━━ Records for the task

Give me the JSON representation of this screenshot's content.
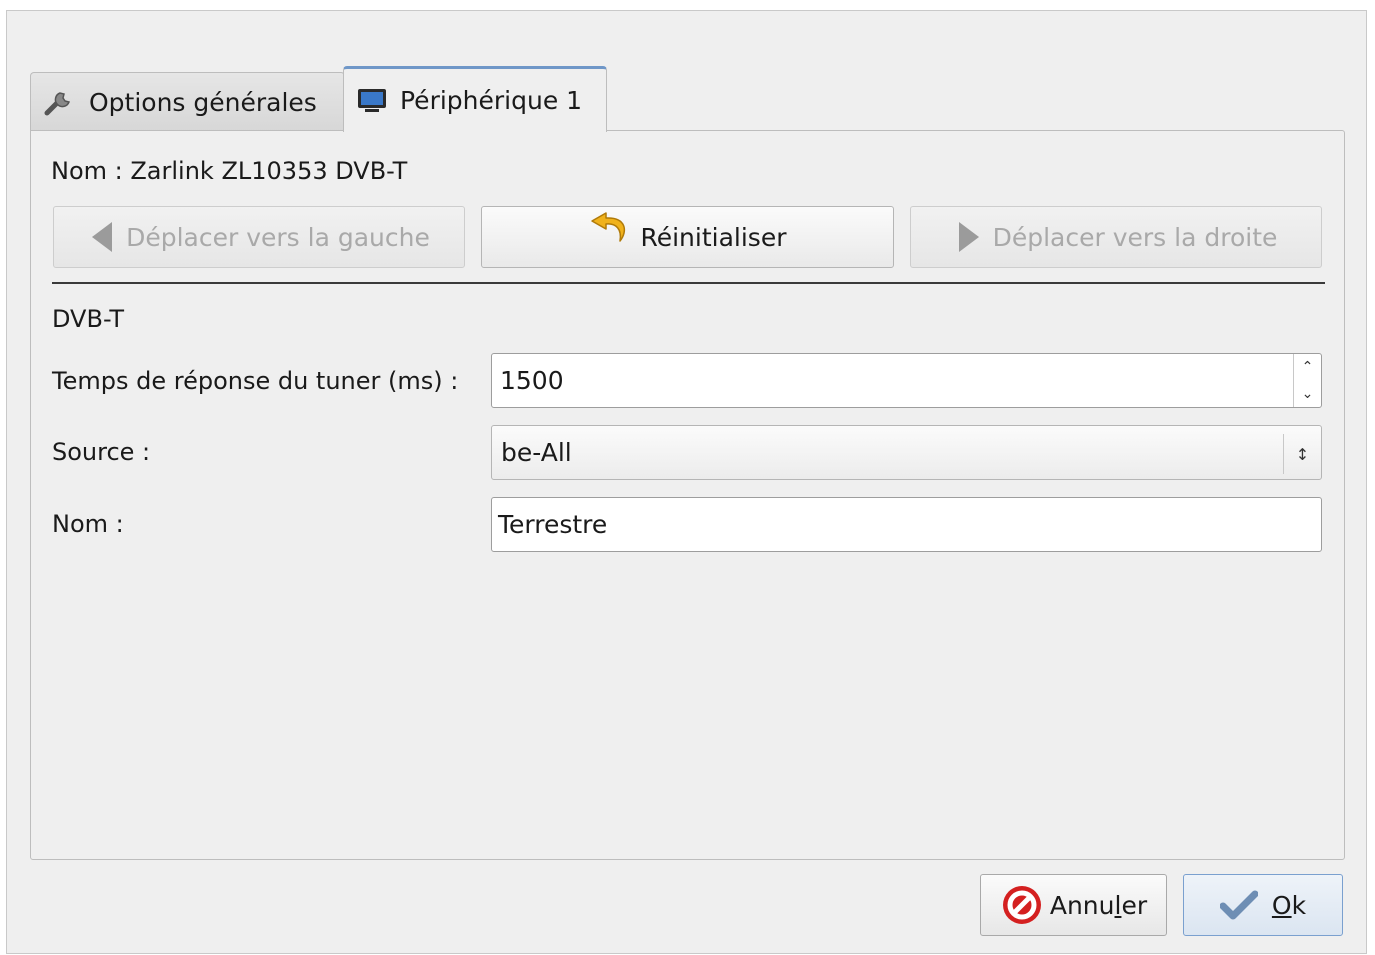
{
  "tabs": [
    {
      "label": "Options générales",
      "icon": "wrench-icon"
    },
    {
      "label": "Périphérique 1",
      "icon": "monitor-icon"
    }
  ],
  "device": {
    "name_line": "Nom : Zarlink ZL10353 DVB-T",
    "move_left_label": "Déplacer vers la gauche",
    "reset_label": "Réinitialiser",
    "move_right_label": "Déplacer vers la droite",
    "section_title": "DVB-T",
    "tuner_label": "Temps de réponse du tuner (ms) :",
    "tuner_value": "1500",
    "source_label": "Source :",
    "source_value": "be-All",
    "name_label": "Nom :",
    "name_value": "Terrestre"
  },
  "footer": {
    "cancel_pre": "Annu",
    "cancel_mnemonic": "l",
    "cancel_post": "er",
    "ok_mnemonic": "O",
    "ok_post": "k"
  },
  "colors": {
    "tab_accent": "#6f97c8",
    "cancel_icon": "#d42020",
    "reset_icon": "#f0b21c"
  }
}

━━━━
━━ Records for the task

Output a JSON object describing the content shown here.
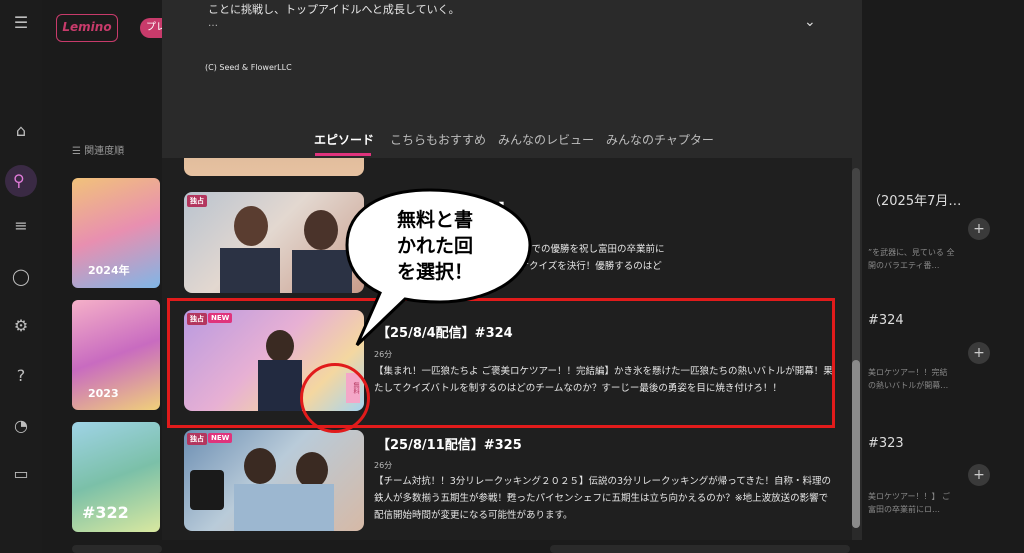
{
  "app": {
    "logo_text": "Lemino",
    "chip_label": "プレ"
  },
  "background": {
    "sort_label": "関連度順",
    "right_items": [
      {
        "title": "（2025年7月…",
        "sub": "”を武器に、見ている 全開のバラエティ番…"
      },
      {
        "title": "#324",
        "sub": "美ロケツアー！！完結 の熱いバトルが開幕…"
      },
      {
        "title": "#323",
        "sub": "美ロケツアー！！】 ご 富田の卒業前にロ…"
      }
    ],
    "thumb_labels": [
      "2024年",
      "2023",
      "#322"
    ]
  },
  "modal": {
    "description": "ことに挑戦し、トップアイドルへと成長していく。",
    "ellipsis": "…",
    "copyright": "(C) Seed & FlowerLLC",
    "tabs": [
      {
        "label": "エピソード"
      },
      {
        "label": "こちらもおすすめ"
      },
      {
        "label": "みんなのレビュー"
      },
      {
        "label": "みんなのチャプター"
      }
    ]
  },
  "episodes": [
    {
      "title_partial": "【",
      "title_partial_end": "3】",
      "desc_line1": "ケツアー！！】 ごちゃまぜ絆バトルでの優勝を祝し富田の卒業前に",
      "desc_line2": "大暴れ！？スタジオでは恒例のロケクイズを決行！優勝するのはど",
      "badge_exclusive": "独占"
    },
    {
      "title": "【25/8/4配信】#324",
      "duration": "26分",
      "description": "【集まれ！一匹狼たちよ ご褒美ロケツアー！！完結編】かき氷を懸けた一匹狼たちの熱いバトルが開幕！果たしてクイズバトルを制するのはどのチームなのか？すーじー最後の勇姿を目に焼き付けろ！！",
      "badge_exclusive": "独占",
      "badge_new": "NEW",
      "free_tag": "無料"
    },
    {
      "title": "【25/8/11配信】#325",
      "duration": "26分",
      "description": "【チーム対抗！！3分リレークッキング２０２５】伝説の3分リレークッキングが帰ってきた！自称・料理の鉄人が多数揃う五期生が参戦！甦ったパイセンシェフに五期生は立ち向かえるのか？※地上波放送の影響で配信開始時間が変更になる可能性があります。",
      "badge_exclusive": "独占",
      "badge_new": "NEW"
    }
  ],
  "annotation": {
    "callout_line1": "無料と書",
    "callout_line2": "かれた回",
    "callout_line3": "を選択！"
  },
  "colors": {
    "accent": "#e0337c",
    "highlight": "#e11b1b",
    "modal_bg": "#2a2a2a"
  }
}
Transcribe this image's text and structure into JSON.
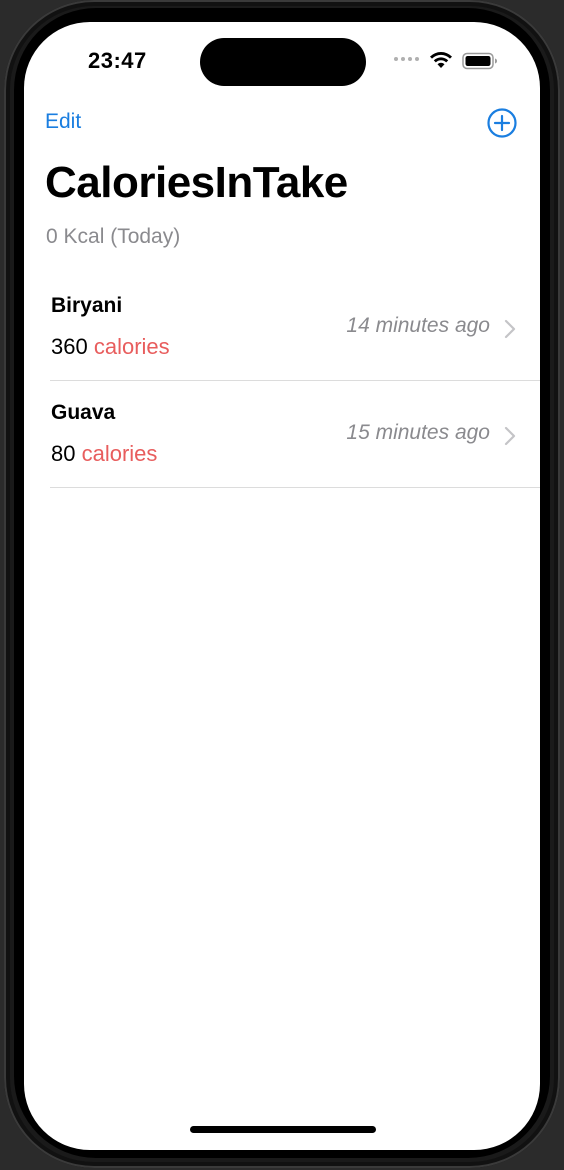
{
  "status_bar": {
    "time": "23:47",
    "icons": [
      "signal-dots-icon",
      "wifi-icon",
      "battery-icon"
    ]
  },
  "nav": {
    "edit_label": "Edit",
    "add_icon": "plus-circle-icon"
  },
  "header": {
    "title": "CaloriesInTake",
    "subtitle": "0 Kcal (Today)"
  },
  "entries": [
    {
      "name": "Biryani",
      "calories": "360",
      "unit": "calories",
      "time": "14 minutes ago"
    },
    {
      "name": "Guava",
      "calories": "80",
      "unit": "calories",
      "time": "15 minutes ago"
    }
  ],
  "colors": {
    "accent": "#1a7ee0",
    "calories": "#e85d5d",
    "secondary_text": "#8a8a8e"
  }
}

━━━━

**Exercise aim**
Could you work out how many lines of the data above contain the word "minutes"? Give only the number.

**Written reply**
2